Nauru says her media accreditation has been revoked.
A journalist from New Zealand has had her accreditation to cover the Pacific Islands forum revoked by authorities on Nauru, after interviewing a refugee transferred to the island nation by Australia.
TV NZ reported on Tuesday that its journalist Barbara Dreaver had been detained on Nauru while covering the Pacific Islands forum taking place there this week.
TV NZ said Dreaver was interviewing a refugee in a camp on the island, when local authorities asked if she had permission to do so.
The journalist left to obtain written permission and was later detained by police, it was reported.
The office of New Zealand's foreign minister Winston Peters said the journalist was being detained at a police station. TV NZ said it was unclear why Dreaver had been detained.
In a live TV cross, Dreaver said "my visa is still valid, we’re not quite sure exactly why I’ve been stripped of my accreditation", The Guardian reported.
Jess Roden, a TV NZ producer, tweeted the journalist is "fine". Later on Tuesday, TV NZ reported Dreaver had been released from custody but had been stripped of her media accreditation to cover the forum.
However, later on Tuesday, the official Twitter account of Nauru's government claimed "no journalist has been arrested or detained". In a statement, the government claimed Dreaver had breached protocols in place around contacting refugees.
"No journalist on Nauru has been prevented from talking to any person, including refugees.
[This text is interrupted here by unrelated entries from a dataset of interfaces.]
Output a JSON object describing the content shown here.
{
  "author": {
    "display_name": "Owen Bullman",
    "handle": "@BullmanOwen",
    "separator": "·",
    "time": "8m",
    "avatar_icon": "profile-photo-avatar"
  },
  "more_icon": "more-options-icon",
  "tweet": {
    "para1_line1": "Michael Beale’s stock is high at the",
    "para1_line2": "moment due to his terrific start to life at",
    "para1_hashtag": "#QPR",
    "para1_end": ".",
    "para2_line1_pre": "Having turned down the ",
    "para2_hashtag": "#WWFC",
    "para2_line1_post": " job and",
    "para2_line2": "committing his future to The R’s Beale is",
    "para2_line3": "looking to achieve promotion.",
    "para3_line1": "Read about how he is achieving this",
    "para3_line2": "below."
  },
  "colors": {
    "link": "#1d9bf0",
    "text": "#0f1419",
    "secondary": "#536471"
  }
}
However in order to protect the safety and security of all, journalists were required to follow procedures, which included going through the proper channels in order to visit or go close to the refugee residential settlements, and conduct stories outside of the Pacific Islands Forum (PIF)," the government said.
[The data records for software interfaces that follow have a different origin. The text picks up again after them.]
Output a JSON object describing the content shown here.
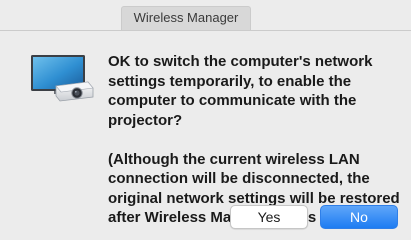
{
  "window": {
    "title": "Wireless Manager"
  },
  "dialog": {
    "icon": "projector-with-screen-icon",
    "message_line1": "OK to switch the computer's network settings temporarily, to enable the computer to communicate with the projector?",
    "message_line2": "(Although the current wireless LAN connection will be disconnected, the original network settings will be restored after Wireless Manager shuts down.)"
  },
  "buttons": {
    "yes_label": "Yes",
    "no_label": "No"
  },
  "colors": {
    "background": "#ececec",
    "accent": "#1d7cf2"
  }
}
"No restrictions were put on these journalists regarding who they could talk to or what questions they could ask."
"However this journalist did not follow procedures, and this potentially risked the safety and security of herself and others."
"Nauru as a sovereign country has the right to protect its citizens and residents, and we do not apologise for this."
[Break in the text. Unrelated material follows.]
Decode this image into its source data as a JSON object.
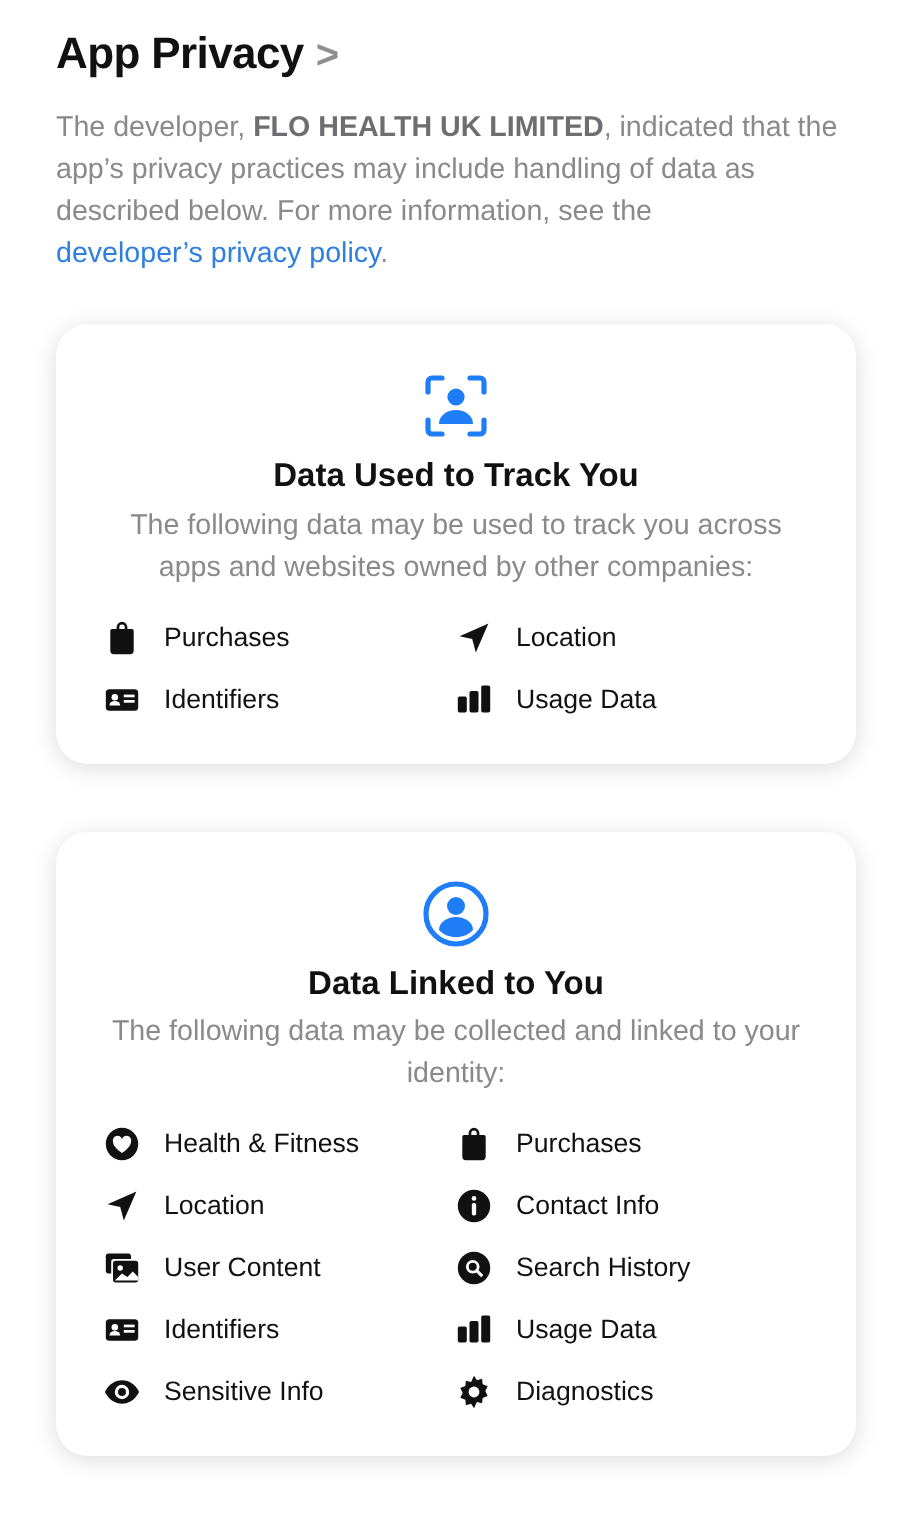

The news comes after weeks of controversy over Nauru's hosting of the Pacific forum, with mouldy tents housing refugees removed ahead of world leaders descending on the island.
Health issues around refugees, especially children, on Nauru have also come under renewed scrutiny ahead of the event, with some allegedly swallowing razor blades or rocks as kids suffer from a rare psychological condition called resignation syndrome.
The Australian ABC was also blocked from attending the forum, with Nauru refusing to issue visas to its journalists.
At the forum, New Zealand also reiterated an offer to accept and resettle refugees from Australia's immigration detention regime on Manus Island and Nauru.
NZ Prime Minister Jacinda Ardern has repeatedly made the offer, which has been rejected by Australian authorities, partly on account of claims NZ settlement could be a "back door" to the refugees coming to Australia.
However, foreign minister Peters said New Zealand could easily address this sticking point through law reform.
"If the issue was that was their concern by letting them [refugees[ come to NZ they will gain right to Australia, we can fix that up so that’s not really a concern in my view,” Peters said in Nauru.
“Can it be solved? Yes it can. It would have to be a reform in our law.”
Ardern said she would formally raise the refugee issue at the forum, which is being attended by Australian foreign minister Marise Payne in place of new Prime Minister Scott Morrison.
Former PM Malcolm Turnbull had planned to attend before he was deposed a fortnight ago.